By Thursday, three days out, the show was looking up. The rhythm section was hitting, and all the musicians had mastered the fancy footwork, including the challenging routine to "Game Over" by Lil' Flip.
But a new problem had emerged: the costumes.
"We've been told that the new uniforms that we ordered won't be here by Sunday," Newson said. "The old ones are 10 years old, and they are back there packed up because we hadn't expected to use them. We're going to have to go to Plan 2."
Plan 2 entailed digging out the old wool costumes. Many were beyond repair, and there weren't nearly enough in good condition to dress the 128 musicians slated to perform yesterday or this Saturday, when the band will travel to Detroit for Howard's game against Alabama State in the Detroit Football Classic.
While Anukwuem and other student assistants began passing out the good costumes, Newson went hunting for substitutes. A police supply store on Rhode Island Avenue provided the alternative he was looking for -- navy blue paramilitary-style suits worn by police tactical teams.
"The sousaphones and the percussion are going to wear the SWAT suits," Newson said. "And for the rest, we're going to pull out our safety pins and needles and thread and fix the old ones until we get enough to get everybody a costume."
Two days out, the band members had learned their paces and the evening rehearsal went smoothly. But the musicians weren't satisfied. The piccolos, the trumpets and the sousaphones broke off to separate practice rooms to work on their performance, staying late into the night.

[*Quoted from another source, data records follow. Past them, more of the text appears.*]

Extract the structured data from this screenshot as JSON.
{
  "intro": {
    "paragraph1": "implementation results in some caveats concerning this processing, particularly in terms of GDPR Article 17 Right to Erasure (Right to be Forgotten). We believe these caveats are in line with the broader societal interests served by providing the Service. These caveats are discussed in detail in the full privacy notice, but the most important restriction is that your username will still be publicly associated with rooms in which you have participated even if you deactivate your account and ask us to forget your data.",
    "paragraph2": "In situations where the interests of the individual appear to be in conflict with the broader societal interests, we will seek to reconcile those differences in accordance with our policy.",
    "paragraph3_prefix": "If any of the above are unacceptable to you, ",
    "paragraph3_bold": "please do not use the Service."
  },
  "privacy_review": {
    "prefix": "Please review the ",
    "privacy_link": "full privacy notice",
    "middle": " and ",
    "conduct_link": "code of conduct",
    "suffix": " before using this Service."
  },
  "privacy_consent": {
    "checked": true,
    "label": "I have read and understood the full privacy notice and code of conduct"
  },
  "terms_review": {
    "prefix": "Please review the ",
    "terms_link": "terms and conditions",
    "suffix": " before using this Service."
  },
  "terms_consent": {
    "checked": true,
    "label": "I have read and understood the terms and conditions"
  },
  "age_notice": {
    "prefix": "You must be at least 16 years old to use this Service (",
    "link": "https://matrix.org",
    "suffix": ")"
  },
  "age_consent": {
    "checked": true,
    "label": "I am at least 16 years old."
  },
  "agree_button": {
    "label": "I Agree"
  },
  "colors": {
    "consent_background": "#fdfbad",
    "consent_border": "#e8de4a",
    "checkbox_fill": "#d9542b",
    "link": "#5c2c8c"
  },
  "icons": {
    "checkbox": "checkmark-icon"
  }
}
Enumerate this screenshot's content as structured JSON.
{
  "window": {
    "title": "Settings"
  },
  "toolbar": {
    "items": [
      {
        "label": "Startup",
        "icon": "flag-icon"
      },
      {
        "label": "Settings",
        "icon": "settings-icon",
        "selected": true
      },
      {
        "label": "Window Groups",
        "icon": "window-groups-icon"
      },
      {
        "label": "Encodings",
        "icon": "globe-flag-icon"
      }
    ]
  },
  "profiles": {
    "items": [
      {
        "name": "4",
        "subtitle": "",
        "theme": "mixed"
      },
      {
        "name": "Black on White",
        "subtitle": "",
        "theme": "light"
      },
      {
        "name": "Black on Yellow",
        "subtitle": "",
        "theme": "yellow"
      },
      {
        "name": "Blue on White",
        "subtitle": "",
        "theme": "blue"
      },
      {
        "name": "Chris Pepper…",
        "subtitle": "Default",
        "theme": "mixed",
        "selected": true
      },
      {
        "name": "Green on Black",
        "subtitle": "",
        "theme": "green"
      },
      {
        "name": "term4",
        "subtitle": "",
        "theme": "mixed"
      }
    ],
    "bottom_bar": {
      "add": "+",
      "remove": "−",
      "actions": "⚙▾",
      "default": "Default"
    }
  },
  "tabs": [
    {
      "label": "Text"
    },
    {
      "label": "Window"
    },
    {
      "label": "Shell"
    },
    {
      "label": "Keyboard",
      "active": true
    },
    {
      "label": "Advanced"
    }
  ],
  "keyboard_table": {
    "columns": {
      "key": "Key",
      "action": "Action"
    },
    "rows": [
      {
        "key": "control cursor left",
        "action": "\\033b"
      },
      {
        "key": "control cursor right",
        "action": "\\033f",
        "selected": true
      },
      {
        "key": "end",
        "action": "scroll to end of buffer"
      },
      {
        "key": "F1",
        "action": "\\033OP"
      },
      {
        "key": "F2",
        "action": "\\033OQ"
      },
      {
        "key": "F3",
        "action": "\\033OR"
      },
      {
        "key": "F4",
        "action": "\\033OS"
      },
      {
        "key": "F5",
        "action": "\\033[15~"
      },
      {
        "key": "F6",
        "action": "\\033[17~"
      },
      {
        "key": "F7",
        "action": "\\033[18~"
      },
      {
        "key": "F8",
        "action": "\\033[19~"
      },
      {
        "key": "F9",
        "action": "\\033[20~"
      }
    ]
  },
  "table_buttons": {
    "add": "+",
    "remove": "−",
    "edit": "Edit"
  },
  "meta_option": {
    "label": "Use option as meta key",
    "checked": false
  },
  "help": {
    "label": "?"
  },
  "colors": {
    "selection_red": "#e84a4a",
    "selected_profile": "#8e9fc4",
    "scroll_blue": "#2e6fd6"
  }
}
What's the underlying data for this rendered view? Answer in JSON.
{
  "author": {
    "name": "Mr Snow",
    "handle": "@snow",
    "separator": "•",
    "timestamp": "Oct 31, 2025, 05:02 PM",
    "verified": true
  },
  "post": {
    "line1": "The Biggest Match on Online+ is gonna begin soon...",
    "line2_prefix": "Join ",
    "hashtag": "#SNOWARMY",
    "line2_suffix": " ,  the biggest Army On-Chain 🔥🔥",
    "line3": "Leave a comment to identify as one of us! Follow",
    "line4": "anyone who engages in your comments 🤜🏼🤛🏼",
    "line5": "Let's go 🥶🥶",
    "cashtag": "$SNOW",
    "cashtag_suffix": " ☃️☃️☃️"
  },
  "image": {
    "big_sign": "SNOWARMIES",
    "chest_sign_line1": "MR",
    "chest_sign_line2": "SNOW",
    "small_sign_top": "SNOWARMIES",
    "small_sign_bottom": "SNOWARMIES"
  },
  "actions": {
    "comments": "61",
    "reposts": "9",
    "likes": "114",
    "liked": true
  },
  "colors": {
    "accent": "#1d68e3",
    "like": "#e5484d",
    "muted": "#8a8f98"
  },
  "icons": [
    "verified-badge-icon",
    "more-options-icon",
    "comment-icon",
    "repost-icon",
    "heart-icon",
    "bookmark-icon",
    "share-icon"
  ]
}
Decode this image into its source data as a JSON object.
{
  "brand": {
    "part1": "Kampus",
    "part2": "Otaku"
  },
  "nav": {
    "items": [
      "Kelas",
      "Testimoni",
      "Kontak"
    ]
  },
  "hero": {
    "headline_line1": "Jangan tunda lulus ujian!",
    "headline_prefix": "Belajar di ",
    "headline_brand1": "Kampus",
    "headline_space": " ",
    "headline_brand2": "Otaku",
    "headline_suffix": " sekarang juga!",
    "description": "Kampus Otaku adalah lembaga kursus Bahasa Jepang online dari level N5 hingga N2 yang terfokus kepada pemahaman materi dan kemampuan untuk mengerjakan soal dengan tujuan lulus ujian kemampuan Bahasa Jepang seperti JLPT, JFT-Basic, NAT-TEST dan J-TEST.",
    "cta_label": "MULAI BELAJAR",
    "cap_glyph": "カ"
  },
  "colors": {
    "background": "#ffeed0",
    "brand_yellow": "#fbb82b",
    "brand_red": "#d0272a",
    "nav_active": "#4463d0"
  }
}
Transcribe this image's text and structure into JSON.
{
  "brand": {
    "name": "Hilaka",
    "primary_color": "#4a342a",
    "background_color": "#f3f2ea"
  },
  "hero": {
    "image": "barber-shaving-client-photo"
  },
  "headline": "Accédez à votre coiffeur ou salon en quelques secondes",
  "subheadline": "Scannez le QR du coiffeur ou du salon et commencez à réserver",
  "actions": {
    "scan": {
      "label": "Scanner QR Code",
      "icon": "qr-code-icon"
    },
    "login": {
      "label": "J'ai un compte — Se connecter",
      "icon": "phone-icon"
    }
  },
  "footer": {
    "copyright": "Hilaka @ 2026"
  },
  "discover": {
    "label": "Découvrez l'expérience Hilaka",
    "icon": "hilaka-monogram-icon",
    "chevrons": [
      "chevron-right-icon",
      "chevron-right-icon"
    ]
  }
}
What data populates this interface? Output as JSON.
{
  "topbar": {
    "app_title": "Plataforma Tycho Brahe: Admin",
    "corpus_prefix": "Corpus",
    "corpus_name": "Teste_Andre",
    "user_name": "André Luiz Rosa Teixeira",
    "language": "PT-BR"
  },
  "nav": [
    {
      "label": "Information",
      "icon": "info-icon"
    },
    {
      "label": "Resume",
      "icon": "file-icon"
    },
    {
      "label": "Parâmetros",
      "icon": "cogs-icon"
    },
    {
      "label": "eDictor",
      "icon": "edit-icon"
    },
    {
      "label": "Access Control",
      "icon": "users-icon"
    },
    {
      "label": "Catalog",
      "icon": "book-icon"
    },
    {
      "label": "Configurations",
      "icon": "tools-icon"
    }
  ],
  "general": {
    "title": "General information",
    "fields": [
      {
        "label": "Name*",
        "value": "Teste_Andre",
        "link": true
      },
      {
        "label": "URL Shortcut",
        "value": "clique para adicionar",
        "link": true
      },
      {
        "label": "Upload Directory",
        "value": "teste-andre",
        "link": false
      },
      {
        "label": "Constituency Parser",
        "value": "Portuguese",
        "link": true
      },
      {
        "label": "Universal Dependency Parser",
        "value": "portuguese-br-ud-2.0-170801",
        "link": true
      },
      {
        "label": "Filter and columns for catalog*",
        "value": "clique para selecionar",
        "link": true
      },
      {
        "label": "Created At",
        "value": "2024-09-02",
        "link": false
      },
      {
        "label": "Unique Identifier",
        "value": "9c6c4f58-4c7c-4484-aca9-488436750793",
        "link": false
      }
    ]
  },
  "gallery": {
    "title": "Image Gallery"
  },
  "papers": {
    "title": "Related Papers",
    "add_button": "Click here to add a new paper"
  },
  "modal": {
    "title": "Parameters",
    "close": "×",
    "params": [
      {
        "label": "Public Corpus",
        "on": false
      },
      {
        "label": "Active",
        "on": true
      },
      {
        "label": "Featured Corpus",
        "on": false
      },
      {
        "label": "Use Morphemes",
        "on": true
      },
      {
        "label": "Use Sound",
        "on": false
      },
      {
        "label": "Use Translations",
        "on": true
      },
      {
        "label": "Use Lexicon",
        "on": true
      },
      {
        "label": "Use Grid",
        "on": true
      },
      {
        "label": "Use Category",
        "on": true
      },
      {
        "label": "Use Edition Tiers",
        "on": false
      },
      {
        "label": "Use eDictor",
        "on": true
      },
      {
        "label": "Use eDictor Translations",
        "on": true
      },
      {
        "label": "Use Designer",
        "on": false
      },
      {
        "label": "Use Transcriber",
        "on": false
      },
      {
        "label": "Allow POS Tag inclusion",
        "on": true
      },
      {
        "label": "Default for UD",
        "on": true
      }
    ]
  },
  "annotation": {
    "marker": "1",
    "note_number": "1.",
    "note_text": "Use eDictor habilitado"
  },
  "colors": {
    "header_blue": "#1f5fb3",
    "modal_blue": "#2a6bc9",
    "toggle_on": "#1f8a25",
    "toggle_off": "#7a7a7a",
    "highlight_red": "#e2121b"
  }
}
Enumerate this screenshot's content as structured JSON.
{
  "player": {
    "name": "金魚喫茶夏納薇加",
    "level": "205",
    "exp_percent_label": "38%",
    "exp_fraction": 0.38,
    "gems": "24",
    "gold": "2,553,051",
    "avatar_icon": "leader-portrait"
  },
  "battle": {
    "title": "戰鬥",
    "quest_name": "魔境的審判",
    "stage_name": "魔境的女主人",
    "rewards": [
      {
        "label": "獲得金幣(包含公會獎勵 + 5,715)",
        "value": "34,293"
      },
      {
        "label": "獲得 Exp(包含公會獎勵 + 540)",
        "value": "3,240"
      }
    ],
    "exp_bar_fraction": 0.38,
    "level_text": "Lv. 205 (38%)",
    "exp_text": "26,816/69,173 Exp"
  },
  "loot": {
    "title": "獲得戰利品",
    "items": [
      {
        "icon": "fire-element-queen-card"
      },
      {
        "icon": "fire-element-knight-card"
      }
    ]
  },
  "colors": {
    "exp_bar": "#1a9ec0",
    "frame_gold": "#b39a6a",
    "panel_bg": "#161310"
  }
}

Saturday morning, they were back at it, rehearsing on the field at Howard in shorts and their band hats. Newson added a few finishing touches with his band and then headed to his office to make final arrangements.
Then he went shopping for four dozen hats to match the makeshift costumes. Dance leader Krystal Oliver, 19, of Detroit sewed sequins and fringe on dance costumes until 4 a.m. yesterday.
"We're ready, so we're going to take it out there and let them have fun," Newson said.
They had fun.
And they turned it out. During the 15-minute routine, Howard drew a dozen standing ovations from the audience of about 25,000, including thunderous applause when 5-year-old Jason Chappell of Bowie joined Anukwuem for a break dancing routine.
From his spot at the front of the band, Newson allowed himself a smile.
As he walked away, he was stopped repeatedly by admirers.
"If they want to come here, they better come with something better than that next time," one man in a Howard T-shirt yelled.
"Man, I need some ice water. That was hotter than the sun!" gushed another.
Newson shook hands and accepted the praise on behalf of his kids.
"I know what I have taught them to do, and I know what I expect them to do," he said. "The rest of it is up to them. I just sit back and watch. This is what they did."
Trombonist Brian Doyle, a sophomore at Howard, gets in tune during rehearsal. A last-minute glitch concerning new uniforms sent band organizers scrambling to find last year's gear.Eric Black, one of two drum majors, dances with the band during the performance. It was the group's first performance of the school year. It will travel to Detroit this coming weekend.